World Bank projects global growth at 2.7% in 2017
Jan 11 2017 , Washington
"After years of disappointing global growth, we are encouraged to see stronger economic prospects on the horizon," World Bank President Jim Yong Kim said as the financial body in its latest report said that global economic growth is forecast to accelerate moderately to 2.7 per cent in 2017 after a post-crisis low of 2.3 per cent in 2016.
"Now is the time to take advantage of this momentum and increase investments in infrastructure and people. This is vital to accelerating the sustainable and inclusive economic growth required to end extreme poverty," Jim said.
In the latest edition of the Global Economic Prospects, the World Bank said growth in advanced economies is expected to edge up to 1.8 per cent in 2017.

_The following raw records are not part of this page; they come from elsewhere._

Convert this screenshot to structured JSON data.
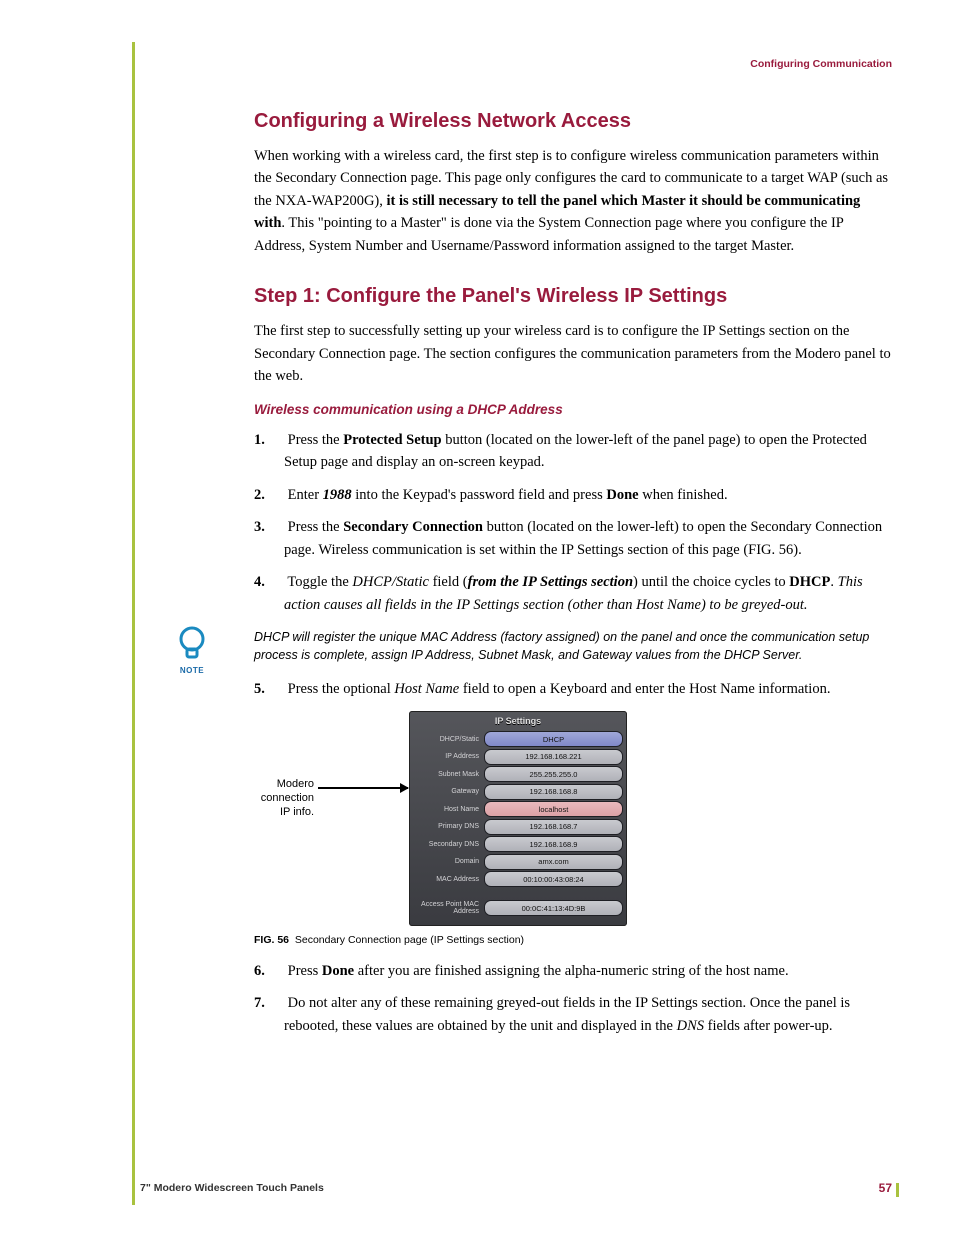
{
  "header": "Configuring Communication",
  "h1": "Configuring a Wireless Network Access",
  "intro": {
    "a": "When working with a wireless card, the first step is to configure wireless communication parameters within the Secondary Connection page. This page only configures the card to communicate to a target WAP (such as the NXA-WAP200G),",
    "b": "it is still necessary to tell the panel which Master it should be communicating with",
    "c": ". This \"pointing to a Master\" is done via the System Connection page where you configure the IP Address, System Number and Username/Password information assigned to the target Master."
  },
  "h2": "Step 1: Configure the Panel's Wireless IP Settings",
  "p2": "The first step to successfully setting up your wireless card is to configure the IP Settings section on the Secondary Connection page. The section configures the communication parameters from the Modero panel to the web.",
  "h3": "Wireless communication using a DHCP Address",
  "steps": [
    {
      "a": "Press the",
      "b": "Protected Setup",
      "c": "button (located on the lower-left of the panel page) to open the Protected Setup page and display an on-screen keypad."
    },
    {
      "a": "Enter",
      "b": "1988",
      "c": "into the Keypad's password field and press",
      "d": "Done",
      "e": "when finished."
    },
    {
      "a": "Press the",
      "b": "Secondary Connection",
      "c": "button (located on the lower-left) to open the Secondary Connection page. Wireless communication is set within the IP Settings section of this page (FIG. 56)."
    },
    {
      "a": "Toggle the",
      "b": "DHCP/Static",
      "c": "field",
      "d": "from the IP Settings section",
      "e": "until the choice cycles to",
      "f": "DHCP",
      "g": "This action causes all fields in the IP Settings section (other than Host Name) to be greyed-out."
    },
    {
      "a": "Press the optional",
      "b": "Host Name",
      "c": "field to open a Keyboard and enter the Host Name information."
    },
    {
      "a": "Press",
      "b": "Done",
      "c": "after you are finished assigning the alpha-numeric string of the host name."
    },
    {
      "a": "Do not alter any of these remaining greyed-out fields in the IP Settings section. Once the panel is rebooted, these values are obtained by the unit and displayed in the",
      "b": "DNS",
      "c": "fields after power-up."
    }
  ],
  "note": {
    "label": "NOTE",
    "text": "DHCP will register the unique MAC Address (factory assigned) on the panel and once the communication setup process is complete, assign IP Address, Subnet Mask, and Gateway values from the DHCP Server."
  },
  "fig": {
    "callout": [
      "Modero",
      "connection",
      "IP info."
    ],
    "title": "IP Settings",
    "rows": [
      {
        "k": "DHCP/Static",
        "v": "DHCP"
      },
      {
        "k": "IP Address",
        "v": "192.168.168.221"
      },
      {
        "k": "Subnet Mask",
        "v": "255.255.255.0"
      },
      {
        "k": "Gateway",
        "v": "192.168.168.8"
      },
      {
        "k": "Host Name",
        "v": "localhost"
      },
      {
        "k": "Primary DNS",
        "v": "192.168.168.7"
      },
      {
        "k": "Secondary DNS",
        "v": "192.168.168.9"
      },
      {
        "k": "Domain",
        "v": "amx.com"
      },
      {
        "k": "MAC Address",
        "v": "00:10:00:43:08:24"
      },
      {
        "k": "Access Point MAC Address",
        "v": "00:0C:41:13:4D:9B"
      }
    ],
    "caption": {
      "num": "FIG. 56",
      "text": "Secondary Connection page (IP Settings section)"
    }
  },
  "footer": {
    "title": "7\" Modero Widescreen Touch Panels",
    "page": "57"
  }
}
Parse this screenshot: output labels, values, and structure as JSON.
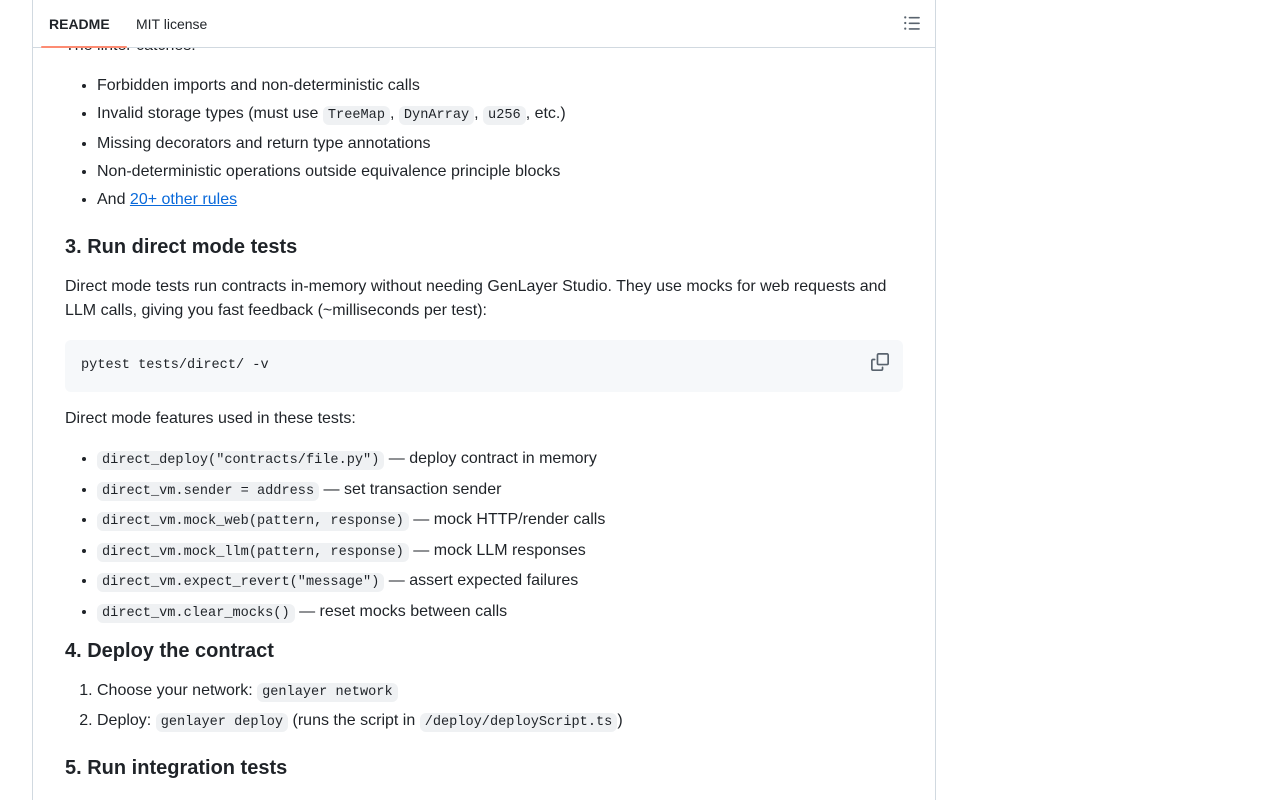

Fiscal stimulus in major economies — particularly in the US — could generate faster domestic and global growth than projected, although rising trade protection could have adverse effects, it said.
Growth in emerging market and developing economies as a whole should pick up to 4.2 per cent this year from 3.4 per cent in the year just ended amid modestly rising commodity prices, the bank said.
However, the outlook is clouded by uncertainty about policy direction in major economies, the report said, adding that a protracted period of uncertainty could prolong the slow growth in investment that is holding back low, middle, and high income countries.
Analysing the worrisome recent weakening of investment growth in emerging market and developing economies, it said that investment growth fell to 3.4 per cent in 2015 from 10 per cent on average in 2010, and likely declined another half percentage point last year.
"We can help governments offer the private sector more opportunities to invest with confidence that the new capital it produces can plug into the infrastructure of global connectivity," said World Bank Chief Economist Paul Romer.
"Without new streets, the private sector has no incentive to invest in the physical capital of new buildings. Without new work space connected to new living space, the billions of people who want to join the modern economy will lose the chance to invest in the human capital that comes from learning on the job," he said.